● What you are asked to do
In the records below, find the lines that include the string "title" and report how many there are, nothing else.

[Dataset records]
_ _ _ _ _ _ _

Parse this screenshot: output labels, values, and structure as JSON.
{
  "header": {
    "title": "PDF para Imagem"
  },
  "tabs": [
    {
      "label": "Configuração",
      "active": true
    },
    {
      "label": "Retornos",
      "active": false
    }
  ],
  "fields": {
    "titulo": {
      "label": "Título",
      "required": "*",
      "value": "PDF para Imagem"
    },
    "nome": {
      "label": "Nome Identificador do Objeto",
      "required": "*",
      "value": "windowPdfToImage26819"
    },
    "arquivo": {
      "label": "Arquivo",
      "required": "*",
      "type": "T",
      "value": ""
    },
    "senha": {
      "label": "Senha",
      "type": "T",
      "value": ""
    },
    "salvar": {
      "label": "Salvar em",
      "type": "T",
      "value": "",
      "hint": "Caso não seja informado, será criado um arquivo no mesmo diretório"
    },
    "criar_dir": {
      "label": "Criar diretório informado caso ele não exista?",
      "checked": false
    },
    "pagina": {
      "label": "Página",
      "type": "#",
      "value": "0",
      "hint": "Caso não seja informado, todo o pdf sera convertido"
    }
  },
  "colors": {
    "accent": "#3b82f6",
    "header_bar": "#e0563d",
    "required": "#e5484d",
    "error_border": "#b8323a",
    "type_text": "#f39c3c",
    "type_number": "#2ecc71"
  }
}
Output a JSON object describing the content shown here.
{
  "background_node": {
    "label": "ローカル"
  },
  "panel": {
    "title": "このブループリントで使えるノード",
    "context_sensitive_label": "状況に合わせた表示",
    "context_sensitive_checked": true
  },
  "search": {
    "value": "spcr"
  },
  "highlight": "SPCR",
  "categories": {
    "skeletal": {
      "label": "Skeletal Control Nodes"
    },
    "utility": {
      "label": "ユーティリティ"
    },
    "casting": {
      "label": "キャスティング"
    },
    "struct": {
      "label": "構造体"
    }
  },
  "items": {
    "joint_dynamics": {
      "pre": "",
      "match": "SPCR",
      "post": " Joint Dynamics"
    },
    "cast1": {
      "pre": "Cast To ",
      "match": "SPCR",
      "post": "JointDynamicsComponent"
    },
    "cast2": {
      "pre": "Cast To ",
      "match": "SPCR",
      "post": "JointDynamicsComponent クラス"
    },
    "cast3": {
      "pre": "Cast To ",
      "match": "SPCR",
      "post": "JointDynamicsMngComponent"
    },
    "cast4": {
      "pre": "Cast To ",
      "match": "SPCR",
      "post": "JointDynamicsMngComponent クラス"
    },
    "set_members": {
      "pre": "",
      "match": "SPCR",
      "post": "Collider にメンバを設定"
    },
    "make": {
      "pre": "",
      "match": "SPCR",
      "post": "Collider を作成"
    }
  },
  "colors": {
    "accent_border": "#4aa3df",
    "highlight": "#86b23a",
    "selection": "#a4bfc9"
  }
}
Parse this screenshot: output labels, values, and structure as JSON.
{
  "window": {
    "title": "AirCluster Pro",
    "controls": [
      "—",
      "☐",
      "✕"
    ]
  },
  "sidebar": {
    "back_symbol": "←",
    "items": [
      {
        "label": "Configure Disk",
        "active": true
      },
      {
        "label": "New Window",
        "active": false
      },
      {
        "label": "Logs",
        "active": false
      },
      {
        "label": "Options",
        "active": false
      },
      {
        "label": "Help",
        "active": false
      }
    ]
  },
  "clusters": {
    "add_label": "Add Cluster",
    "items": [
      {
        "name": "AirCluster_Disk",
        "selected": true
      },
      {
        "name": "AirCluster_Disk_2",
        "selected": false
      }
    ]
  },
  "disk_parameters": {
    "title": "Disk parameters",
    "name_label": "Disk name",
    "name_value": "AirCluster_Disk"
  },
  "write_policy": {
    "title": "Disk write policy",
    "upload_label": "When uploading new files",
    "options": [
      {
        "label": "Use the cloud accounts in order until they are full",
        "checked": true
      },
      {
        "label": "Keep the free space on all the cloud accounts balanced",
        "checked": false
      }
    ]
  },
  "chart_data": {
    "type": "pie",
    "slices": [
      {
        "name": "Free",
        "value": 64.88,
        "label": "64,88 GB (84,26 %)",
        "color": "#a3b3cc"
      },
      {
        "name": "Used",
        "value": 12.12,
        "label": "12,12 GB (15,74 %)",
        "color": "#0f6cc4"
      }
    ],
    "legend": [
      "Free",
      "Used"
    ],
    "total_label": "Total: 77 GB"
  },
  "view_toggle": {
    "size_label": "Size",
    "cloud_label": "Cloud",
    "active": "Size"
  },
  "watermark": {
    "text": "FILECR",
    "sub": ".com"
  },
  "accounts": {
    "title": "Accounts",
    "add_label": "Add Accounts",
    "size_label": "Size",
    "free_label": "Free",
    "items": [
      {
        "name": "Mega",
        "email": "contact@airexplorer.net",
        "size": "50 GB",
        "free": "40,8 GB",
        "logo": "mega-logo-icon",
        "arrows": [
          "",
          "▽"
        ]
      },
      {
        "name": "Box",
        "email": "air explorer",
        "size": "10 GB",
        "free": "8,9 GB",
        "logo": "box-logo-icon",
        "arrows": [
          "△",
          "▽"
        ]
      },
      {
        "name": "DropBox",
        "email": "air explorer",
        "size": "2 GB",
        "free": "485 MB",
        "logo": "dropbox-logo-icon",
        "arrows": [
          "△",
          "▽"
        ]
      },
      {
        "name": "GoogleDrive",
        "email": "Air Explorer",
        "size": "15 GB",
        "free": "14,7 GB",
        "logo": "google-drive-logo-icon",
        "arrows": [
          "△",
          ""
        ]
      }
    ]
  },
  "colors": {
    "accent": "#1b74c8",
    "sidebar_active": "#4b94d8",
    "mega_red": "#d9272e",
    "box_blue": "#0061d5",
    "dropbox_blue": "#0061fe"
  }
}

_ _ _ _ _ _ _

● The completed task
6